### Entries provided

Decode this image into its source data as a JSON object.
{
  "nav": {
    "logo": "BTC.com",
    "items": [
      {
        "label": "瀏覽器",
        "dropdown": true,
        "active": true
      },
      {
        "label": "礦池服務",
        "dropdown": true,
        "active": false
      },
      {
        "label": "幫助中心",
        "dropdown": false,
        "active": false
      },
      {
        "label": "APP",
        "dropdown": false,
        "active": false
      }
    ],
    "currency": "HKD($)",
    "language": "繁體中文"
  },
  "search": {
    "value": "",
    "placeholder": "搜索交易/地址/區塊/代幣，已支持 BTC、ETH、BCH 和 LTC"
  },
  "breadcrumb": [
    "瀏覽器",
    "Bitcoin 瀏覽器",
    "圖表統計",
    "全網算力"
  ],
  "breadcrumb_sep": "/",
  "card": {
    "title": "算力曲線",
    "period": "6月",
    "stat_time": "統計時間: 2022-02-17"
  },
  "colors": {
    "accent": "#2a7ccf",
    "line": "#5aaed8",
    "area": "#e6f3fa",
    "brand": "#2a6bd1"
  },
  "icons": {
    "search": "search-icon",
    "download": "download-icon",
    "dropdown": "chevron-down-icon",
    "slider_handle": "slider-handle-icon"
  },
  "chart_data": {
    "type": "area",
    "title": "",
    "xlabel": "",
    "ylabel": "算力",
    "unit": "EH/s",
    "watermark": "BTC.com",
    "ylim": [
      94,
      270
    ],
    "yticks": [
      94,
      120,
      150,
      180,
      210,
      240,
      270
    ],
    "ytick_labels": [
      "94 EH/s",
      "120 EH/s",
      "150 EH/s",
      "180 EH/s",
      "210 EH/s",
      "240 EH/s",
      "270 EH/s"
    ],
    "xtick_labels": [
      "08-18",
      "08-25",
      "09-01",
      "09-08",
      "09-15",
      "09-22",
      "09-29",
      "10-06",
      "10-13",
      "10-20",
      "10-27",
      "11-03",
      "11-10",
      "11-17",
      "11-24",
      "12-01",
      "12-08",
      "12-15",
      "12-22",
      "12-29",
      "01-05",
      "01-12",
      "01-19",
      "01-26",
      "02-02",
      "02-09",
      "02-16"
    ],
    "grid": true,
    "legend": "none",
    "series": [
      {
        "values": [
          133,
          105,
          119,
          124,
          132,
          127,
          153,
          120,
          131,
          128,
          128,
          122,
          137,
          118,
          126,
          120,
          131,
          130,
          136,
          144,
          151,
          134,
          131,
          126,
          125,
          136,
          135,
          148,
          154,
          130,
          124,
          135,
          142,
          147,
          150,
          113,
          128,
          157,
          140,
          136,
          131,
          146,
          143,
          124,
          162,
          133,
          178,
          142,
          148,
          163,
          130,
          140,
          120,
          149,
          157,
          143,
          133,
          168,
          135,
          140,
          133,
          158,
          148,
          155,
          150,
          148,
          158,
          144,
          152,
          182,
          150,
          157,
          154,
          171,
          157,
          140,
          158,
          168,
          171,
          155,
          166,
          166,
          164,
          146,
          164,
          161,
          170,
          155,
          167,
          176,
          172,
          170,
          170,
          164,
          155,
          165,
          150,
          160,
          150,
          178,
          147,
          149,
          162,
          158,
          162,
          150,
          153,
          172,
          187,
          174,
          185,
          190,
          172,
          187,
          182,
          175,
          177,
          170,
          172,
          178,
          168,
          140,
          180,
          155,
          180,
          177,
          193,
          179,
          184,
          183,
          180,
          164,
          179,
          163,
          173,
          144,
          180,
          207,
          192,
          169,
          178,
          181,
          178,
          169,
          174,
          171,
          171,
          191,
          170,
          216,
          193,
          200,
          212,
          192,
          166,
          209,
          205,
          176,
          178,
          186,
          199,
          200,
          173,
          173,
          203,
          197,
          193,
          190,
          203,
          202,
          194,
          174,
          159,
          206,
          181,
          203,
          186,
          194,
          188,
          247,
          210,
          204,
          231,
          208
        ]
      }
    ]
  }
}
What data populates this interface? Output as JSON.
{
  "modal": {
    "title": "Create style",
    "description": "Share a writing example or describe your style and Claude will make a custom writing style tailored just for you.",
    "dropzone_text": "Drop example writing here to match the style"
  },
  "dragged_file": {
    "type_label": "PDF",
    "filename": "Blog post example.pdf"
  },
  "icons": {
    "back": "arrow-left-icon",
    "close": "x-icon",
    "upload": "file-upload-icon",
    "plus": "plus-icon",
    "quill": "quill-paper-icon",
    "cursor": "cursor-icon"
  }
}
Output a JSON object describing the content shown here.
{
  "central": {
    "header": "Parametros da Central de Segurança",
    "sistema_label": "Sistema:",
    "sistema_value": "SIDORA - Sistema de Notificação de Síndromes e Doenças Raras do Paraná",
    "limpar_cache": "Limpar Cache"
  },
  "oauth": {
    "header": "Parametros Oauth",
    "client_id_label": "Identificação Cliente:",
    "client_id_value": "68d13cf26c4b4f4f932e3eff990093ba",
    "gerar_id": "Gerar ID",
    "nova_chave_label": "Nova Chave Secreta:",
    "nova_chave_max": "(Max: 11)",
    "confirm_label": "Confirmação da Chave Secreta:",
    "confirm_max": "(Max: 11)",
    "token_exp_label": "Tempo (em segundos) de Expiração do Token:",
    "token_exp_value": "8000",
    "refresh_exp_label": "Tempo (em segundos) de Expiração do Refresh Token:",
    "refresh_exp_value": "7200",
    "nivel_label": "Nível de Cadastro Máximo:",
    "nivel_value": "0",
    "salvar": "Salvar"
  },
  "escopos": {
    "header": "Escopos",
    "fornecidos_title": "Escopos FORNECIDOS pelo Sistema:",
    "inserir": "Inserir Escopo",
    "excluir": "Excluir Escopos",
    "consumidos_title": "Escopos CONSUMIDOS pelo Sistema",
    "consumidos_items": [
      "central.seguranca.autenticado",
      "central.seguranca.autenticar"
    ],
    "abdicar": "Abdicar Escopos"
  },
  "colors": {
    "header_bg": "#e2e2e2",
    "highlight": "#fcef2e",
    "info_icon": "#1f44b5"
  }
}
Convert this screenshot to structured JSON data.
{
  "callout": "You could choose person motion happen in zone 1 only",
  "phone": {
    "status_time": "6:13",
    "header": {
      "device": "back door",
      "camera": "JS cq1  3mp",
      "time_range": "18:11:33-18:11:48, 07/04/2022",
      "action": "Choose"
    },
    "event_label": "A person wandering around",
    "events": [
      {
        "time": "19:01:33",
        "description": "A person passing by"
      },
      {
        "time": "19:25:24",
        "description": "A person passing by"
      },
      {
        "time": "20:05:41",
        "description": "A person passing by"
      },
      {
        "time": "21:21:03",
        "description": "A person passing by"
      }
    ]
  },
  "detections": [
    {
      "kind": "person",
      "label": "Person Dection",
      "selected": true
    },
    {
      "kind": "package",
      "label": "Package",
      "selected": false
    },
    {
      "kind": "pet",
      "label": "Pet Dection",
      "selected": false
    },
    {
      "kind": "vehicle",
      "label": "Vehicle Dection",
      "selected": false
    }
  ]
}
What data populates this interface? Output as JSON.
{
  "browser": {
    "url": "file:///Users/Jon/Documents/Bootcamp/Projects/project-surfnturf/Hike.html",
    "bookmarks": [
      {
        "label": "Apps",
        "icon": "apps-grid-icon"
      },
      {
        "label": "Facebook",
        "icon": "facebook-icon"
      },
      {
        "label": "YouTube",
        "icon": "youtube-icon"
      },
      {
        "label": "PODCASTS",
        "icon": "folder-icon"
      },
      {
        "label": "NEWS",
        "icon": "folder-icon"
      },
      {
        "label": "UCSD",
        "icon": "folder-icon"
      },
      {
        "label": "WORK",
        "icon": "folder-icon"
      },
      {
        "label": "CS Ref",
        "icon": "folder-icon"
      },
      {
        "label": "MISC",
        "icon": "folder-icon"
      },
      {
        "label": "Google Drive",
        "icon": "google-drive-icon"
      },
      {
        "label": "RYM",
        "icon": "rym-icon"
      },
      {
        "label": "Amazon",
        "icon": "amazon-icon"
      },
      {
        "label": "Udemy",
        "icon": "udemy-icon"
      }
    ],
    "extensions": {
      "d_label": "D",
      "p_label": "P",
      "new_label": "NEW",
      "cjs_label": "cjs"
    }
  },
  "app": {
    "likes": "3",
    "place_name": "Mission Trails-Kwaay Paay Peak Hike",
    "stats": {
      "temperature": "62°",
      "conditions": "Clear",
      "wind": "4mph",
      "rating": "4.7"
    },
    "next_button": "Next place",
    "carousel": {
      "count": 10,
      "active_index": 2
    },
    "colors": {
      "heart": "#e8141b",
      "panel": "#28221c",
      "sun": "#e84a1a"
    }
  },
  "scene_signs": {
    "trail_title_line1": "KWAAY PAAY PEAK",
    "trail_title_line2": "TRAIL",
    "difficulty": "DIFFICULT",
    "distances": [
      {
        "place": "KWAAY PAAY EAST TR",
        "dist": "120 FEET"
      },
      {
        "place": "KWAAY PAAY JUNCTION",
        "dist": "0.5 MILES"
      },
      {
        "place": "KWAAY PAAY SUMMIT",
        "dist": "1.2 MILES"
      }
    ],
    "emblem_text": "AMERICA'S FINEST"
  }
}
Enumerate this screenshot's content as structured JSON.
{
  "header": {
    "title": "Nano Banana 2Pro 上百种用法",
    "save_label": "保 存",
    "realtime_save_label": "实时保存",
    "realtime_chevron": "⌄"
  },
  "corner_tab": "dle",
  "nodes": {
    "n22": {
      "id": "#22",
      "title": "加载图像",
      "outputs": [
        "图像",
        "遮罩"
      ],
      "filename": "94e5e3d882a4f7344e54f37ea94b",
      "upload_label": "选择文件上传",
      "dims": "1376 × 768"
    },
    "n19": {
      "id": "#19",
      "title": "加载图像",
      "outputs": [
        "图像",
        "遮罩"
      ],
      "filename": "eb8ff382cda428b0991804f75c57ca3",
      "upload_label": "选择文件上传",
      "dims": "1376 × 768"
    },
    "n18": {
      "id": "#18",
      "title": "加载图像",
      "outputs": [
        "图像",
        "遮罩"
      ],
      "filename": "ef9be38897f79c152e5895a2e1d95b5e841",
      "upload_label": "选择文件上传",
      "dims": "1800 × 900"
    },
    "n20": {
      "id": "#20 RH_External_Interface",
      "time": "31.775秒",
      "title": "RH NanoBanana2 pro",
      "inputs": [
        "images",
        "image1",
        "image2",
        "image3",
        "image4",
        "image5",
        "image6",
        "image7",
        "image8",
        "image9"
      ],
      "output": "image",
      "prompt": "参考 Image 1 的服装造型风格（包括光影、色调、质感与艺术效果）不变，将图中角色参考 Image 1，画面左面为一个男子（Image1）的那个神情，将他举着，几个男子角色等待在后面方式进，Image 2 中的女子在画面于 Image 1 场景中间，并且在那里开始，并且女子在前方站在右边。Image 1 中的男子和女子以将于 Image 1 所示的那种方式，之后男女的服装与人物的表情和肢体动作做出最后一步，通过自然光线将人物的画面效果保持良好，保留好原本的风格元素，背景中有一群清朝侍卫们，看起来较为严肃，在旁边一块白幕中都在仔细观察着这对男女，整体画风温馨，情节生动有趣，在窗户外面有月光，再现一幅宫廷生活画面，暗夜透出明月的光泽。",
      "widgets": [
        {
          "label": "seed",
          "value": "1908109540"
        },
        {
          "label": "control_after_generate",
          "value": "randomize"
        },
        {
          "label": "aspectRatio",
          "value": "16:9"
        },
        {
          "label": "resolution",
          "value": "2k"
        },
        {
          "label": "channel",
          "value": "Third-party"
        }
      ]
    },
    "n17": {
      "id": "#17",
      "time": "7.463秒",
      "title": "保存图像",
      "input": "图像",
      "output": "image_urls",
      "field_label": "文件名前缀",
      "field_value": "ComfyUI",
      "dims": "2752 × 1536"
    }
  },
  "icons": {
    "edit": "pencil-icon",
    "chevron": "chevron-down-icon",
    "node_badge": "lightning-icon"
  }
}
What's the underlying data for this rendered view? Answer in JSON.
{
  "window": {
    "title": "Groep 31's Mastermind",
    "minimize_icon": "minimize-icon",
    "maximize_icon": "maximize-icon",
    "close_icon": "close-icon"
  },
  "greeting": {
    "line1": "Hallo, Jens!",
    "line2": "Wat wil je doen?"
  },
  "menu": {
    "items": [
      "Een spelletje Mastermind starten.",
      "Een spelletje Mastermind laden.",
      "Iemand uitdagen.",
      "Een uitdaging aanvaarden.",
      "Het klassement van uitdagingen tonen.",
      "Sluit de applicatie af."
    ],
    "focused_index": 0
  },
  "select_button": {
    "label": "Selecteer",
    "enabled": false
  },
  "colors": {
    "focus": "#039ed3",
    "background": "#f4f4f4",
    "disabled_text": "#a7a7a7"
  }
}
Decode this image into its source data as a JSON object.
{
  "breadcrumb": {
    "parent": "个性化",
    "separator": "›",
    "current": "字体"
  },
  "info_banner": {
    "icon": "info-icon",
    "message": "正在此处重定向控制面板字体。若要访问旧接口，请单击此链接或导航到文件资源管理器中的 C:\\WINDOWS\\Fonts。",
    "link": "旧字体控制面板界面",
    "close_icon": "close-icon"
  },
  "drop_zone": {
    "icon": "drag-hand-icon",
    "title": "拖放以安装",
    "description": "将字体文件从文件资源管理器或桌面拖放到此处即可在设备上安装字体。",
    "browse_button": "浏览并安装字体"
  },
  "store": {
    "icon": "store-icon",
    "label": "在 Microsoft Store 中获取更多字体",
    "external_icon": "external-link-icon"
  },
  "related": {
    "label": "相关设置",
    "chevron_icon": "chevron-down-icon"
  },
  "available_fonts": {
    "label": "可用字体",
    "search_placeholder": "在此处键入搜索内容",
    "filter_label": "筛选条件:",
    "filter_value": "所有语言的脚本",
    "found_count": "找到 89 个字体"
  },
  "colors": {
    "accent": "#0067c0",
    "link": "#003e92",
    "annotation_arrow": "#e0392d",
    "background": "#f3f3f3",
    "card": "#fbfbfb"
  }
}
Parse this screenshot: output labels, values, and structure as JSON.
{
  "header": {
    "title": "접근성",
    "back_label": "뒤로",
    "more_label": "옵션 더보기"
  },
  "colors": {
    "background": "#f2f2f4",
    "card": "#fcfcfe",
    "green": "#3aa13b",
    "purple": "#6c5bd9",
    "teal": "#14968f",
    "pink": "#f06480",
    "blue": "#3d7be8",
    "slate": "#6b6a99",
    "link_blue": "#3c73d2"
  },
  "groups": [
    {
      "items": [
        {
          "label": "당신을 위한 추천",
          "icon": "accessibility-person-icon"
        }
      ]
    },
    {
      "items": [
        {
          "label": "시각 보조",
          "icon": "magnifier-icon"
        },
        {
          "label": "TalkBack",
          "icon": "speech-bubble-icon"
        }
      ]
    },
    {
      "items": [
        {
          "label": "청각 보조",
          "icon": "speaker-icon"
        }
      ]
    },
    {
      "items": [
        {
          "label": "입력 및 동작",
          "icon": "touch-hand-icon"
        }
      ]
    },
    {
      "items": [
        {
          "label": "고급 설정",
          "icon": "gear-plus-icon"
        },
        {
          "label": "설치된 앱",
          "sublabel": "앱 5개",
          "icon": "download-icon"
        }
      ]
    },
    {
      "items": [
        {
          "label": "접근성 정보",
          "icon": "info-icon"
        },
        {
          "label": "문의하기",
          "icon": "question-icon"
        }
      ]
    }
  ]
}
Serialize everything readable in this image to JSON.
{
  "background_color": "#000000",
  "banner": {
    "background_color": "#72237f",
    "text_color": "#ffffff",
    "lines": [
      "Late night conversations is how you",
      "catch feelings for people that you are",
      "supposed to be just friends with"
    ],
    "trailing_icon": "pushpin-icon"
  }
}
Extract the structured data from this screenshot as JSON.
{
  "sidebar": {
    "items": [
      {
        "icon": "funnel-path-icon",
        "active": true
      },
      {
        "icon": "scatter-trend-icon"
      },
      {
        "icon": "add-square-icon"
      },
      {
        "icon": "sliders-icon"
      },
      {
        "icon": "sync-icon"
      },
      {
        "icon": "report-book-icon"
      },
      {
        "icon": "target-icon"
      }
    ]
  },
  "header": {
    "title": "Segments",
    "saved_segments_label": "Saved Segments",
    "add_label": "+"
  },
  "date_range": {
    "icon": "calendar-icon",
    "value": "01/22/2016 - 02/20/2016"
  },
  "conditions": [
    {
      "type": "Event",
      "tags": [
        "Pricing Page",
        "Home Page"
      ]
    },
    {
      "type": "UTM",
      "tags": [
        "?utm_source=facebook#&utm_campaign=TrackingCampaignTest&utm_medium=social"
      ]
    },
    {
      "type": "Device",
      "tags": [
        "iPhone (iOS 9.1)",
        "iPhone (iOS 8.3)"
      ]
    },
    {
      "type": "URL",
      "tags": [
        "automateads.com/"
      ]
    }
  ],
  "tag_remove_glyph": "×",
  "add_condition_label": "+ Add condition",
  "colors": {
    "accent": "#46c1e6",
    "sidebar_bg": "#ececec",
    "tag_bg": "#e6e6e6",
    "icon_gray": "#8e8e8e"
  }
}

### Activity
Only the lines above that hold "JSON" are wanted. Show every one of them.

### Response
Decode this image into its source data as a JSON object.
What data populates this interface? Output as JSON.
Output a JSON object describing the content shown here.
Convert this screenshot to structured JSON data.
What data populates this interface? Output as JSON.
Enumerate this screenshot's content as structured JSON.
What's the underlying data for this rendered view? Answer in JSON.
Decode this image into its source data as a JSON object.
Parse this screenshot: output labels, values, and structure as JSON.
Serialize everything readable in this image to JSON.
Extract the structured data from this screenshot as JSON.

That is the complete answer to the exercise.